Are You Sure You’re Training People to Do the Right Things?
Not long ago Dan Black, chief learning strategist at Tortal Training, got a call from a potential new client who said, “We need sales training!”
Dan, a brilliant training pro, answered, “Are you sure that is what you need?”
The caller explained that some of their salespeople were doing four times the volume of others. It had to be because they were better salespeople … right? So, they needed sales training!
Dan investigated and determined that the top producers weren’t better salespeople. They were actually selling more because they were using more efficient ways to process customer transactions – they filed their paperwork and returned to selling sooner. So Dan created a training program that taught the salespeople to process orders faster. The result was an almost instant surge in sales.
Here, thanks to Dan, are some non-obvious, commonsense steps to help you be sure you are training the right skills.
Step One: Get Real Information from the Right People
You need to find out what is really taking place in the work of the people whose performance you would like to improve. Diversity of perspective is key here; so don’t be afraid to have a mix of people. Here’s a sample group of people to talk to:
- The new person who really gets it: They provide a fresh perspective.
- The go-to person who has been there forever: They can provide historical knowledge about how the role has changed over the years.
- An adjacent collaborator role: Don’t be afraid to bring in someone who is not in the role, but who depends on it. This individual can provide an outsider’s perspective and key knowledge.
Step Two: Create an Occupational Definition
Your training developer should have everyone in the room focused on the role. Here’s a simple quadrant matrix to document:
- Reporting lines: Who does the role report to up, down and laterally?
- Critical knowledge and skills: What specific skills are essential to doing the job well?
- “Nice to have” abilities and traits: What type of person tends to perform well?
- Learned, but wasn’t taught: What were those “a-ha moments” your group had on the job?
Step Three: Define the Body of Knowledge Needed for Peak Performance
A Duty/Task Matrix can be used to define the body of knowledge necessary to perform in the role.
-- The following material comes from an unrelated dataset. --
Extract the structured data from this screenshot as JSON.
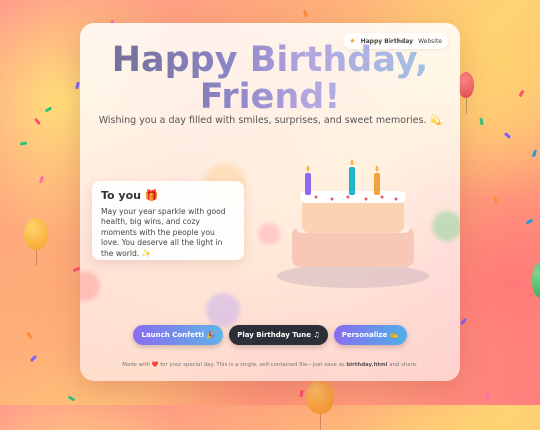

You only need some big post-it notes and sharpies. Get the information on the wall so everyone can see it. Put duties down the left, and tasks going across left to right. Here are the definitions and some examples:
- Duties: This is a something that is top-of-mind for the role. It doesn’t have a beginning or an end. It is ever-present while on the job and usually ends in –ing. Some examples:
- Restaurant Manager. Duty: Maintaining food safety
- Automotive Maintenance Manager. Duty: Selling products and services
- Tasks: These are processes or procedures that have a beginning and end. They usually can have a metric associated with them. These roles fulfill duties by repeatedly completing a series of tasks, usually four or more. A defined task requires an object, verb and qualifier. Some examples:
- Restaurant Manager. Task: Wash hands properly
- Automotive Maintenance Manager. Task: Write a customer-facing estimate
When you identify all the duties and the tasks required to fulfill a role, you’ve documented the entire body of knowledge used by your experts in the room.
Step Four: Understand the Gaps and Criticality
It is now time to zero in on the tasks that have the highest impact on performance. Here are steps to follow:
- Draft a Gap Analysis – Go task by task. Where is it documented how to perform this task?
- Consider criticality – All the tasks you have codified are important, but which of them are most critical? Use a simple rubric and define the impact to the business, performance, individual or team upon failure. If the worker fails to perform this task, does anyone notice? Does it create some rework—possibly a lot?
Step Five: Now Build Your Plan
You now have all the information you need to build your plan. You know what the role looks like, contained in your occupational definition. You know the body of knowledge that needs to be learned. You know what exists and what doesn’t, laid out in your gap analysis. And you know what information is critical to performance, as summarized in your criticality analysis.
You can build your learning maps for the role, from beginner to expert. Now you are armed with an analysis of what your training should deliver, based on empirical data and not simply feelings. Now you can go to your management with a plan that justifies a budget and will deliver results. Why? Because you will be training the right skills that will produce the results and improvement you are seeking.